When I was a kid, one neighbor sold drugs and the other bought them. They would spend Sunday afternoons eating worms and crickets in the backyard. I think they were Puerto Rican.
I grew up, got a dog, and named her Rica. She only ran away once. I chased her a half mile up the street, discovering the world for the first time, the shadows and loneliness permeating the air, soaking the soil. The moonlight covered me as I walked to the nearest house. A floodlight hid behind a Magnolia tree. A figure stood over the ground, inspecting something. Then he raised a stick over his head and slammed the ground.

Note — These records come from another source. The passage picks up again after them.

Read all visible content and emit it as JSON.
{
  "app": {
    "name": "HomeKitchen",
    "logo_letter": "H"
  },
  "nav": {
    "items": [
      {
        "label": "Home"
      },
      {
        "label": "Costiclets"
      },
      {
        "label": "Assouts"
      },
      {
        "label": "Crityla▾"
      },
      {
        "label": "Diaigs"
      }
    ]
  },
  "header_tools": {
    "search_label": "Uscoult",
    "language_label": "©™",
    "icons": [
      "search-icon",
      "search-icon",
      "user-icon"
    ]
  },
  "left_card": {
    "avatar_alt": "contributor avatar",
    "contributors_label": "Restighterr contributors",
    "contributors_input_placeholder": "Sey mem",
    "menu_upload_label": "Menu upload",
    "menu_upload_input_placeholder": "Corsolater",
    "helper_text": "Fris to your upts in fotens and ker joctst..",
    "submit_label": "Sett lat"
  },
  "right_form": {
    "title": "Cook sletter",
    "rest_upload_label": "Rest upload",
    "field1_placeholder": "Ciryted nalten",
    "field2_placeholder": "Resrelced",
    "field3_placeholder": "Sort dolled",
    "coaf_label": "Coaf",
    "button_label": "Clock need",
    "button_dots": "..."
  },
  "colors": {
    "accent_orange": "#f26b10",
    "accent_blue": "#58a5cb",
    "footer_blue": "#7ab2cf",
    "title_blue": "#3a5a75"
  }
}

An animal was stamped in the pine straw, its organs smeared across the brick of the house and thrown into Magnolia branches. The man looked at me, sweating, his shirt sprayed with maroon streaks, the tip of his baseball bat soaked.
“Damn raccoons keep getting in the trash,” he said.

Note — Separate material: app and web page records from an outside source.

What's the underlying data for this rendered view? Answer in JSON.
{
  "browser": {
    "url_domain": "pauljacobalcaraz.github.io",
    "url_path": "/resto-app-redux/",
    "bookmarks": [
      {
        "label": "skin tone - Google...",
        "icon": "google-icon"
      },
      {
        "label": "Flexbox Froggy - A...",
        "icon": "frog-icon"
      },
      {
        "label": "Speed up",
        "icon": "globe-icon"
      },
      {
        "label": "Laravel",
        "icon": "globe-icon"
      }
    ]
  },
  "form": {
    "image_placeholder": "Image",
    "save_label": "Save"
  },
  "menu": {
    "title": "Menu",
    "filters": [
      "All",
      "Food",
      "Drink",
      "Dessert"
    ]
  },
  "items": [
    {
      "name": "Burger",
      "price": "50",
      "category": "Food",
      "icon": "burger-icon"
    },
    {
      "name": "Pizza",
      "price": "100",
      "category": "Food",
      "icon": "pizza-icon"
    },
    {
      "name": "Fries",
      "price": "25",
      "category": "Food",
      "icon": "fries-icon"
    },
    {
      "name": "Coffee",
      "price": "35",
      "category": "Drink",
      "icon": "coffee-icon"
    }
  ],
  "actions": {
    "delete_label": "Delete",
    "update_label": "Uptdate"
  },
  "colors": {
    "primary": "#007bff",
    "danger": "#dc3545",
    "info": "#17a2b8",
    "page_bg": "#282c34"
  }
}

I didn’t know him and he didn’t introduce himself. He dropped the bat and walked to the garage. The door shut. The floodlight went out.
I found Rica a half hour later, running circles around a possum near our front yard.